+++ SUPPLIED RECORDS

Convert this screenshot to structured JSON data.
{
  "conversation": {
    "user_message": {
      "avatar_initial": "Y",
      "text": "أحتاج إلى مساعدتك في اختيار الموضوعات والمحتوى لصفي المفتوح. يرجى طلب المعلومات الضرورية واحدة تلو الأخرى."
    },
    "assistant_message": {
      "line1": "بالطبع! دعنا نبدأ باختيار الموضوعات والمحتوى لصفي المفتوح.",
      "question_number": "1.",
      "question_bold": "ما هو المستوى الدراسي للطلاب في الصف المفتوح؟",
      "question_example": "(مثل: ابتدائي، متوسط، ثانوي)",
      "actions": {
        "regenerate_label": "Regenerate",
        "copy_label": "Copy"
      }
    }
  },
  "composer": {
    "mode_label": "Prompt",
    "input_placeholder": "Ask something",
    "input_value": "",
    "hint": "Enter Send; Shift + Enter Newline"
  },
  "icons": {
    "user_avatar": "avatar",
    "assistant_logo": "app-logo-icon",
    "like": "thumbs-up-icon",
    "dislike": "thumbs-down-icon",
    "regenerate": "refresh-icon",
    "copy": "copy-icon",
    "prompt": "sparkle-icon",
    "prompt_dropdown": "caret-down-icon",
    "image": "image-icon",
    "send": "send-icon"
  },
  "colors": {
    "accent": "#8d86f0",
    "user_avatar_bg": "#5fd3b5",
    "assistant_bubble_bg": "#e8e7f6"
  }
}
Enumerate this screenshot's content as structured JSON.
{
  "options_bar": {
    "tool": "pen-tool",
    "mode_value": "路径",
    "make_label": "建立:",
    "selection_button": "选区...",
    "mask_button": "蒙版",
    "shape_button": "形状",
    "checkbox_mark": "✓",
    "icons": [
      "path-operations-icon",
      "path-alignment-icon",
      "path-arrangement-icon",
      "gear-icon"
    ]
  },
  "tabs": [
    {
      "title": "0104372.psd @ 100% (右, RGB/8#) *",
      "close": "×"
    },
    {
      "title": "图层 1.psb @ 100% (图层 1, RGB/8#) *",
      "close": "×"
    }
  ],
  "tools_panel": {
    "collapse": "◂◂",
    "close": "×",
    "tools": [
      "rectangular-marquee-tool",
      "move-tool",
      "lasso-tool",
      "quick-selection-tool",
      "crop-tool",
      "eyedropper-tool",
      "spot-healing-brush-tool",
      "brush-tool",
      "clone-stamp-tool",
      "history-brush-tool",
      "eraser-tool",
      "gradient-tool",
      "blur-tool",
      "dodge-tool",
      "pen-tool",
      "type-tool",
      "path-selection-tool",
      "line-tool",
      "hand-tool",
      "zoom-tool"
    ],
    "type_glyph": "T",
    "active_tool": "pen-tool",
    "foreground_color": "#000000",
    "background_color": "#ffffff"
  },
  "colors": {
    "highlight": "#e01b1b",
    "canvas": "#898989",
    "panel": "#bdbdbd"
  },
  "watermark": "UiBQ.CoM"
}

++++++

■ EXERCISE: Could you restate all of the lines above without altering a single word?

■ FINISHED TASK:
Convert this screenshot to structured JSON data.
{
  "conversation": {
    "user_message": {
      "avatar_initial": "Y",
      "text": "أحتاج إلى مساعدتك في اختيار الموضوعات والمحتوى لصفي المفتوح. يرجى طلب المعلومات الضرورية واحدة تلو الأخرى."
    },
    "assistant_message": {
      "line1": "بالطبع! دعنا نبدأ باختيار الموضوعات والمحتوى لصفي المفتوح.",
      "question_number": "1.",
      "question_bold": "ما هو المستوى الدراسي للطلاب في الصف المفتوح؟",
      "question_example": "(مثل: ابتدائي، متوسط، ثانوي)",
      "actions": {
        "regenerate_label": "Regenerate",
        "copy_label": "Copy"
      }
    }
  },
  "composer": {
    "mode_label": "Prompt",
    "input_placeholder": "Ask something",
    "input_value": "",
    "hint": "Enter Send; Shift + Enter Newline"
  },
  "icons": {
    "user_avatar": "avatar",
    "assistant_logo": "app-logo-icon",
    "like": "thumbs-up-icon",
    "dislike": "thumbs-down-icon",
    "regenerate": "refresh-icon",
    "copy": "copy-icon",
    "prompt": "sparkle-icon",
    "prompt_dropdown": "caret-down-icon",
    "image": "image-icon",
    "send": "send-icon"
  },
  "colors": {
    "accent": "#8d86f0",
    "user_avatar_bg": "#5fd3b5",
    "assistant_bubble_bg": "#e8e7f6"
  }
}
Enumerate this screenshot's content as structured JSON.
{
  "options_bar": {
    "tool": "pen-tool",
    "mode_value": "路径",
    "make_label": "建立:",
    "selection_button": "选区...",
    "mask_button": "蒙版",
    "shape_button": "形状",
    "checkbox_mark": "✓",
    "icons": [
      "path-operations-icon",
      "path-alignment-icon",
      "path-arrangement-icon",
      "gear-icon"
    ]
  },
  "tabs": [
    {
      "title": "0104372.psd @ 100% (右, RGB/8#) *",
      "close": "×"
    },
    {
      "title": "图层 1.psb @ 100% (图层 1, RGB/8#) *",
      "close": "×"
    }
  ],
  "tools_panel": {
    "collapse": "◂◂",
    "close": "×",
    "tools": [
      "rectangular-marquee-tool",
      "move-tool",
      "lasso-tool",
      "quick-selection-tool",
      "crop-tool",
      "eyedropper-tool",
      "spot-healing-brush-tool",
      "brush-tool",
      "clone-stamp-tool",
      "history-brush-tool",
      "eraser-tool",
      "gradient-tool",
      "blur-tool",
      "dodge-tool",
      "pen-tool",
      "type-tool",
      "path-selection-tool",
      "line-tool",
      "hand-tool",
      "zoom-tool"
    ],
    "type_glyph": "T",
    "active_tool": "pen-tool",
    "foreground_color": "#000000",
    "background_color": "#ffffff"
  },
  "colors": {
    "highlight": "#e01b1b",
    "canvas": "#898989",
    "panel": "#bdbdbd"
  },
  "watermark": "UiBQ.CoM"
}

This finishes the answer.